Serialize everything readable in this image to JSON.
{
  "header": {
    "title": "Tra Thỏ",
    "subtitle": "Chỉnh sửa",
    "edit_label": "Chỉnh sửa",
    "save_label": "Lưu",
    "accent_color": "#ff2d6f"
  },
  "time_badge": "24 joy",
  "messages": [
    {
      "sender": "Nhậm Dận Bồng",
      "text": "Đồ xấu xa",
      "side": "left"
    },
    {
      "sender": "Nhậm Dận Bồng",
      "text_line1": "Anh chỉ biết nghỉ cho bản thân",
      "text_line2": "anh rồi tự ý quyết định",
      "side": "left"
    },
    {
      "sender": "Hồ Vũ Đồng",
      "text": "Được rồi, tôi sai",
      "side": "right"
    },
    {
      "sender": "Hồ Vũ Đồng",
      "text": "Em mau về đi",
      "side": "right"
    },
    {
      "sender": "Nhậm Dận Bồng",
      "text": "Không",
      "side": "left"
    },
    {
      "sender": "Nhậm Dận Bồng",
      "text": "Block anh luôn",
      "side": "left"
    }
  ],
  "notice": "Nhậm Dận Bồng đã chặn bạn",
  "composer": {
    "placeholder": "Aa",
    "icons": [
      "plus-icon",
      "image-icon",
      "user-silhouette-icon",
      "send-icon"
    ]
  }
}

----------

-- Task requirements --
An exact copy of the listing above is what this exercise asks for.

-- Answer box --
Serialize everything readable in this image to JSON.
{
  "header": {
    "title": "Tra Thỏ",
    "subtitle": "Chỉnh sửa",
    "edit_label": "Chỉnh sửa",
    "save_label": "Lưu",
    "accent_color": "#ff2d6f"
  },
  "time_badge": "24 joy",
  "messages": [
    {
      "sender": "Nhậm Dận Bồng",
      "text": "Đồ xấu xa",
      "side": "left"
    },
    {
      "sender": "Nhậm Dận Bồng",
      "text_line1": "Anh chỉ biết nghỉ cho bản thân",
      "text_line2": "anh rồi tự ý quyết định",
      "side": "left"
    },
    {
      "sender": "Hồ Vũ Đồng",
      "text": "Được rồi, tôi sai",
      "side": "right"
    },
    {
      "sender": "Hồ Vũ Đồng",
      "text": "Em mau về đi",
      "side": "right"
    },
    {
      "sender": "Nhậm Dận Bồng",
      "text": "Không",
      "side": "left"
    },
    {
      "sender": "Nhậm Dận Bồng",
      "text": "Block anh luôn",
      "side": "left"
    }
  ],
  "notice": "Nhậm Dận Bồng đã chặn bạn",
  "composer": {
    "placeholder": "Aa",
    "icons": [
      "plus-icon",
      "image-icon",
      "user-silhouette-icon",
      "send-icon"
    ]
  }
}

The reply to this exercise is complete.